The Tulane School of Liberal Arts will hold the second annual Bobby Yan Lectureship in Media and Social Change on Thursday, Feb. 18 with a talk by award-winning filmmaker Cecilia Aldarondo.
Aldarondo, who is from the Puerto Rican diaspora, works at the intersection of poetics and politics. Her feature documentaries Memories of a Penitent Heart (2016) and Landfall (2020) premiered at the Tribeca Film Festival and were co-produced by the award-winning PBS series POV.
The event will be on Zoom beginning at 6 p.m. and is open to both the Tulane community and the public. Students and those with a library card may screen Memories of a Penitent Heart or Landfall by clicking on the hyperlinks of the two films.
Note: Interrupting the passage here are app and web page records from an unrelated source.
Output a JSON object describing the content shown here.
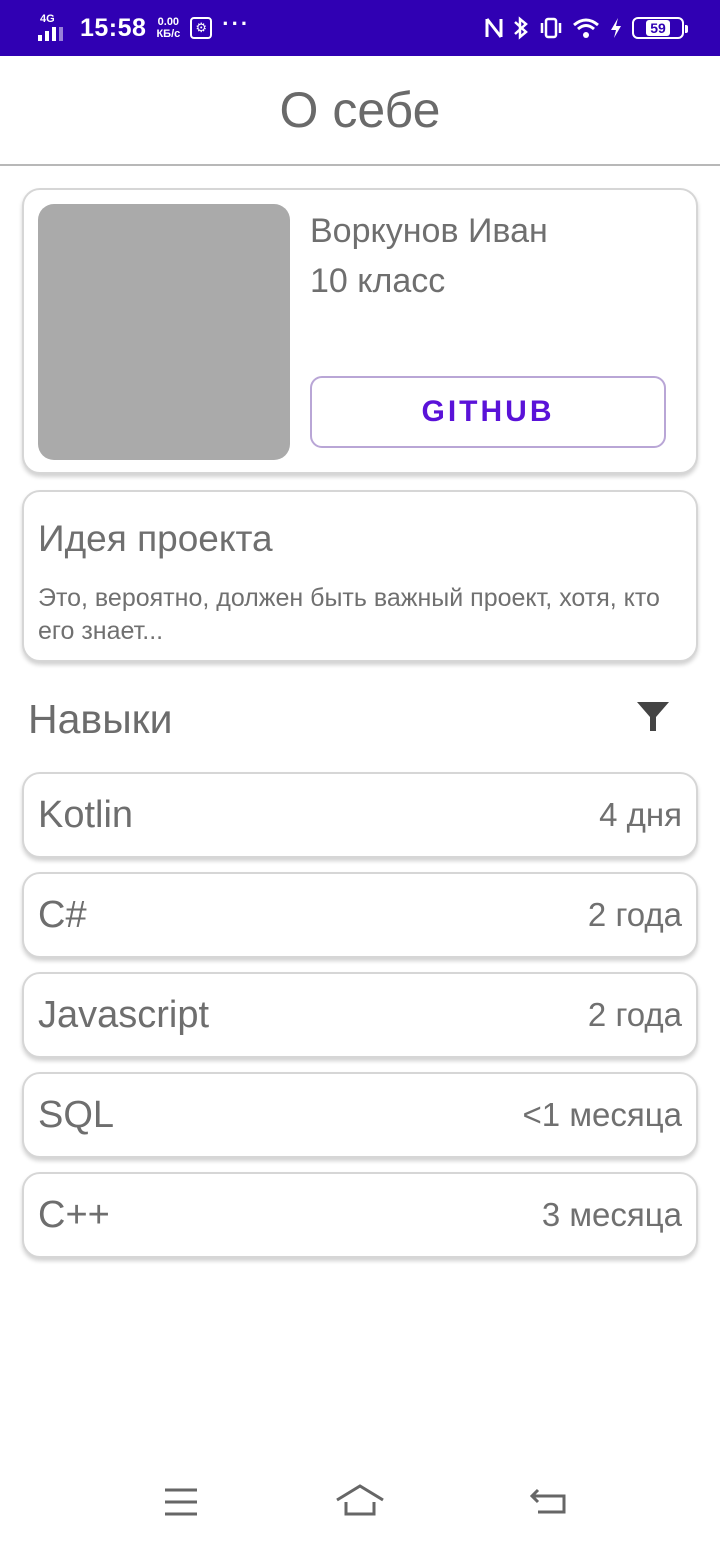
{
  "status_bar": {
    "network": "4G",
    "time": "15:58",
    "speed_value": "0.00",
    "speed_unit": "КБ/с",
    "more": "···",
    "battery": "59",
    "accent": "#3000b3"
  },
  "header": {
    "title": "О себе"
  },
  "profile": {
    "name": "Воркунов Иван",
    "grade": "10 класс",
    "github_label": "GITHUB"
  },
  "idea": {
    "title": "Идея проекта",
    "text": "Это, вероятно, должен быть важный проект, хотя, кто его знает..."
  },
  "skills": {
    "title": "Навыки",
    "items": [
      {
        "name": "Kotlin",
        "duration": "4 дня"
      },
      {
        "name": "C#",
        "duration": "2 года"
      },
      {
        "name": "Javascript",
        "duration": "2 года"
      },
      {
        "name": "SQL",
        "duration": "<1 месяца"
      },
      {
        "name": "C++",
        "duration": "3 месяца"
      }
    ]
  },
  "icons": {
    "filter": "filter-icon",
    "menu": "menu-icon",
    "home": "home-icon",
    "back": "back-icon"
  }
}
Click here for the Zoom link.
Landfall's many awards include the 2020 DOC NYC Film Festival Viewfinders Grand Jury Award for Best Documentary, as well as a Cinema Eye Spotlight Award nomination. Among Aldarondo's fellowships and honors are the Guggenheim, a two-time MacDowell Colony Fellowship, the 2021 New America Fellowship, and Women at Sundance 2017. In 2019 she was named to DOC NYC's 40 Under 40 list and is one of 2015ʼs 25 New Faces of Independent Film. She teaches at Williams College.
The lectureship is part of the Tulane Trailblazers, an ongoing initiative founded in 2019 by Tulane President Michael Fitts and which celebrates the contributions of people from diverse backgrounds who have made a substantial and lasting impact at Tulane. The Yan lectureship is named after seven-time Emmy Award winner Bobby Yan, a 1995 Tulane graduate who founded Tulane’s Asian American Student Union.
Yan is a veteran of the television and music video industry, having directed more than 100 music videos and commercials, and produced several sports-related shows that garnered six Sports Emmy Awards. His recent short film, “Marz,” appeared in more than 50 festivals worldwide. Yan also was selected as one of the directors in the ABC Disney Directing Program, a two-year professional directing program that recruits experienced directors on the cusp of making the transition into episodic directing.
Brian Edwards, dean of the Tulane School of Liberal Arts, said Aldarondo’s appearance builds on Yan’s commitment to positive social change while a student at Tulane in 1990s.
“This series named in his honor builds on this wonderful legacy by bringing to campus dynamic speakers, working at the nexus of principle and practice, whose media engages us in questions of social justice, equity and inclusion, pushing us to imagine and make a better world,” Edwards said.